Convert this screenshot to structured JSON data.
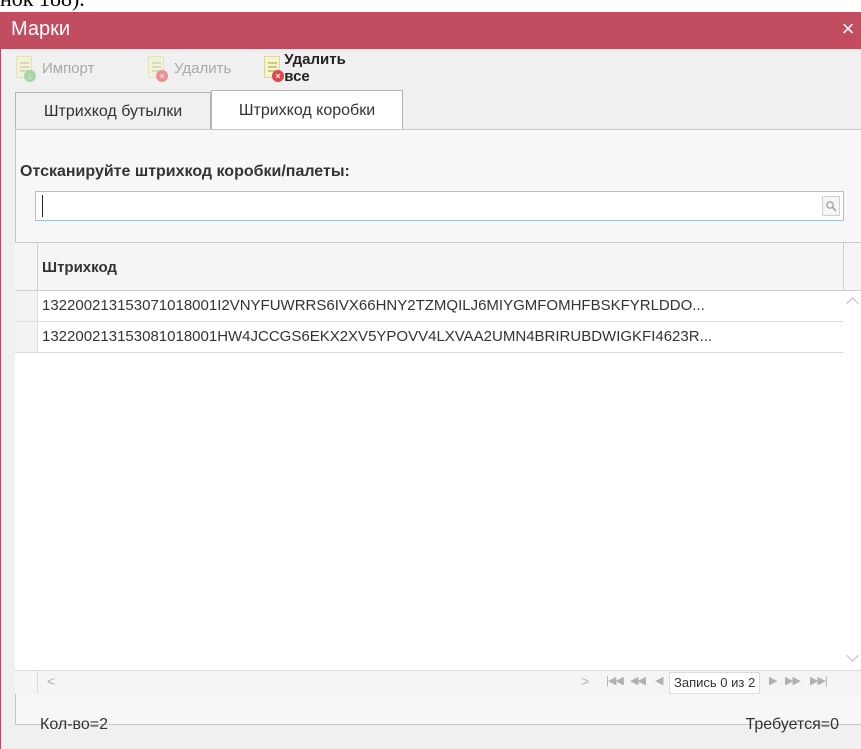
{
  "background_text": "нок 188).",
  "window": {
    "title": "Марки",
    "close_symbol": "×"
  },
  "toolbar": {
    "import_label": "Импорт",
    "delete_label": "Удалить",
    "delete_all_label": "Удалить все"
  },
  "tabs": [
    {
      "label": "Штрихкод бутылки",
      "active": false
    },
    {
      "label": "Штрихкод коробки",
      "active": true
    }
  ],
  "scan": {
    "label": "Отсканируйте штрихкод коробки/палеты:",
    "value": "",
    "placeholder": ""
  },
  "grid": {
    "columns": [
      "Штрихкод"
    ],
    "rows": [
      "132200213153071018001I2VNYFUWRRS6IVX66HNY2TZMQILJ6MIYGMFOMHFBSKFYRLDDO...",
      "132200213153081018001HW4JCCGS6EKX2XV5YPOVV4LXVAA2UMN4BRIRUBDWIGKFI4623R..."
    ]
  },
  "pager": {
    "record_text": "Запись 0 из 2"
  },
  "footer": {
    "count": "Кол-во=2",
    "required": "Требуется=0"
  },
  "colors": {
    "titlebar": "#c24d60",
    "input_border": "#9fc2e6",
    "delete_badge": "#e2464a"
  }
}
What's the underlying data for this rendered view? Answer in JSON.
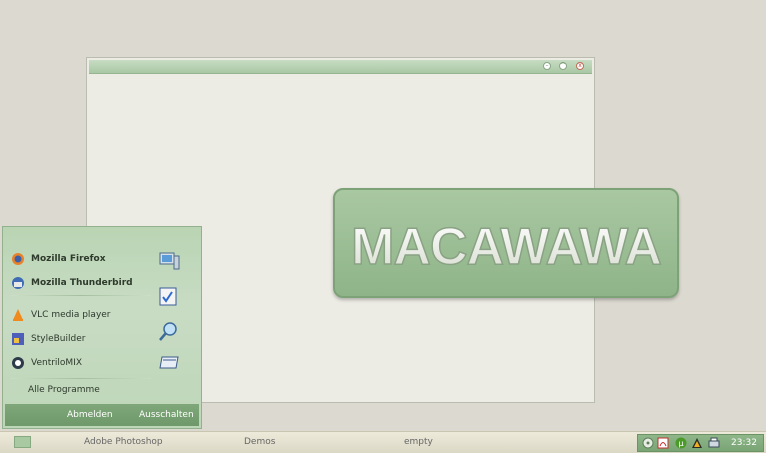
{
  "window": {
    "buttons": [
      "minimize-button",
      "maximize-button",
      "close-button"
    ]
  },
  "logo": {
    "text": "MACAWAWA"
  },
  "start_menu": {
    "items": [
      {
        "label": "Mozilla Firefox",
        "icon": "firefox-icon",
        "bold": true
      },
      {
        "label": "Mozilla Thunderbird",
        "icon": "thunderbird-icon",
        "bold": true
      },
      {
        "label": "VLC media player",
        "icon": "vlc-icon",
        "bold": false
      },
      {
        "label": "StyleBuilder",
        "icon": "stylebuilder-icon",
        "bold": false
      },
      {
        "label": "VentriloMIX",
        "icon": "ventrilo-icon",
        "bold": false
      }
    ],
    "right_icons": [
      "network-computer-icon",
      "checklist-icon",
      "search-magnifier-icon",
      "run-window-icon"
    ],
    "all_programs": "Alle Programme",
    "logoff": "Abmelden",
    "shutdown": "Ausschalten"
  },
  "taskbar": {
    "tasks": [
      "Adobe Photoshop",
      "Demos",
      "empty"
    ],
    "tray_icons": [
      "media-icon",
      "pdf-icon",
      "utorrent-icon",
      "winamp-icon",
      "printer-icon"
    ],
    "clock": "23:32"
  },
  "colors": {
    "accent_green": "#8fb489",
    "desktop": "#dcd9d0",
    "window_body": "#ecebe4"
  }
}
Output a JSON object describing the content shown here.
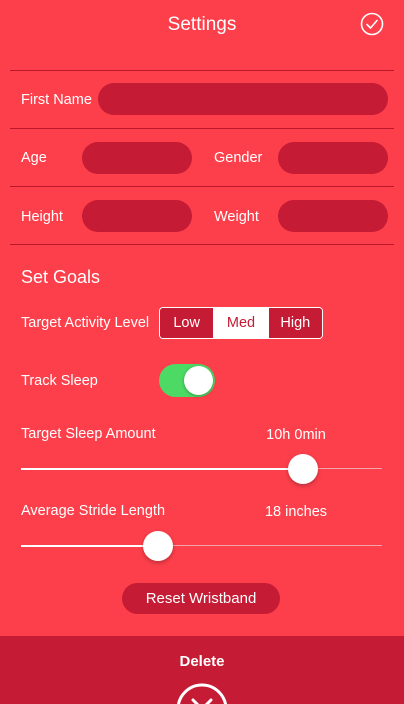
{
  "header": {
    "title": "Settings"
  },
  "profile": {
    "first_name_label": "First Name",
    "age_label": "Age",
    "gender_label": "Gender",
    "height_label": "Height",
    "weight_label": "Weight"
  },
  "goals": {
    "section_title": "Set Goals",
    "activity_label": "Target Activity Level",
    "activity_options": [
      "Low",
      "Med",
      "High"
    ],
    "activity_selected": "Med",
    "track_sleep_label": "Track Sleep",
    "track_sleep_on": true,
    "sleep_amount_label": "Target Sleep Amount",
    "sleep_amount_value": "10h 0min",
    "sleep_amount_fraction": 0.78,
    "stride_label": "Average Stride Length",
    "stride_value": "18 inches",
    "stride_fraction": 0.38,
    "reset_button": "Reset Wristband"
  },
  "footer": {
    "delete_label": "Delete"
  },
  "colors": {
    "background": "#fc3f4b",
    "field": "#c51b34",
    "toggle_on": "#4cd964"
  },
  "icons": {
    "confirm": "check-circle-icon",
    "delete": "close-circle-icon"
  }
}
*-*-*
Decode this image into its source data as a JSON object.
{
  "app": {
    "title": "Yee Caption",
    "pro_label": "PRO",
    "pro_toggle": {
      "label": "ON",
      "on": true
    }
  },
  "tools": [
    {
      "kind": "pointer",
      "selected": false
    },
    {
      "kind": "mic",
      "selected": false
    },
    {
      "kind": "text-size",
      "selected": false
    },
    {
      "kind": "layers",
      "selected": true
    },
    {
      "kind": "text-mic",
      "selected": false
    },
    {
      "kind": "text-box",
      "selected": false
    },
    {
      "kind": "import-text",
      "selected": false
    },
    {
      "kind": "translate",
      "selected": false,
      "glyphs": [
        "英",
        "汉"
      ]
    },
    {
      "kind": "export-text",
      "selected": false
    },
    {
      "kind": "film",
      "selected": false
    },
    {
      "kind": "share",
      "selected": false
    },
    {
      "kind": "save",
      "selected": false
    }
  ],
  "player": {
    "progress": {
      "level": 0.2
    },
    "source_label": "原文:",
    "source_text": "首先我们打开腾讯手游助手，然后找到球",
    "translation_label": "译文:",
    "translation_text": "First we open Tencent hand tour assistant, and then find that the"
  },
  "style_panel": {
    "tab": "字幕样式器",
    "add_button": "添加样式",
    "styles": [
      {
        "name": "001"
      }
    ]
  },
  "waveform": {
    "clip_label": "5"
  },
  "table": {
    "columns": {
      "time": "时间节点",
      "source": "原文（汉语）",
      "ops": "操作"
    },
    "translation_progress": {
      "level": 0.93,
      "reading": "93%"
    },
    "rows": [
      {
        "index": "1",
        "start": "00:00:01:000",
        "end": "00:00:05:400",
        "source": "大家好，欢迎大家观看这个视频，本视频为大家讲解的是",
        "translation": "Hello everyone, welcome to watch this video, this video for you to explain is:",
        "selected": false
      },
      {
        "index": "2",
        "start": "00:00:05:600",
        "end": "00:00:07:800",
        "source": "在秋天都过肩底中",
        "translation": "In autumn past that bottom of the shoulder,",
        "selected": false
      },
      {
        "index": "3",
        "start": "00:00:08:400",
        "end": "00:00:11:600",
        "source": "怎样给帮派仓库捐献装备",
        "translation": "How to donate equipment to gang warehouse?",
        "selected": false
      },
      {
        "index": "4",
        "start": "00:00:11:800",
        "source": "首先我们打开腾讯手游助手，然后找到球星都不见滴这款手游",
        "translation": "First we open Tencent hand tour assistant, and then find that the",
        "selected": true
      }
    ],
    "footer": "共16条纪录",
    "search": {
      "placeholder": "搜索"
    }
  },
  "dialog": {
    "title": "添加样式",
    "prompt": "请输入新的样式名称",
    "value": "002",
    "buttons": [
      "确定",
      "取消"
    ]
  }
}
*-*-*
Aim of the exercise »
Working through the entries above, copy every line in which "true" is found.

Result of the task »
      "active": true
        "bold": true
        "bold": true
    "track_sleep_on": true,
      "on": true
      "selected": true
        "selected": true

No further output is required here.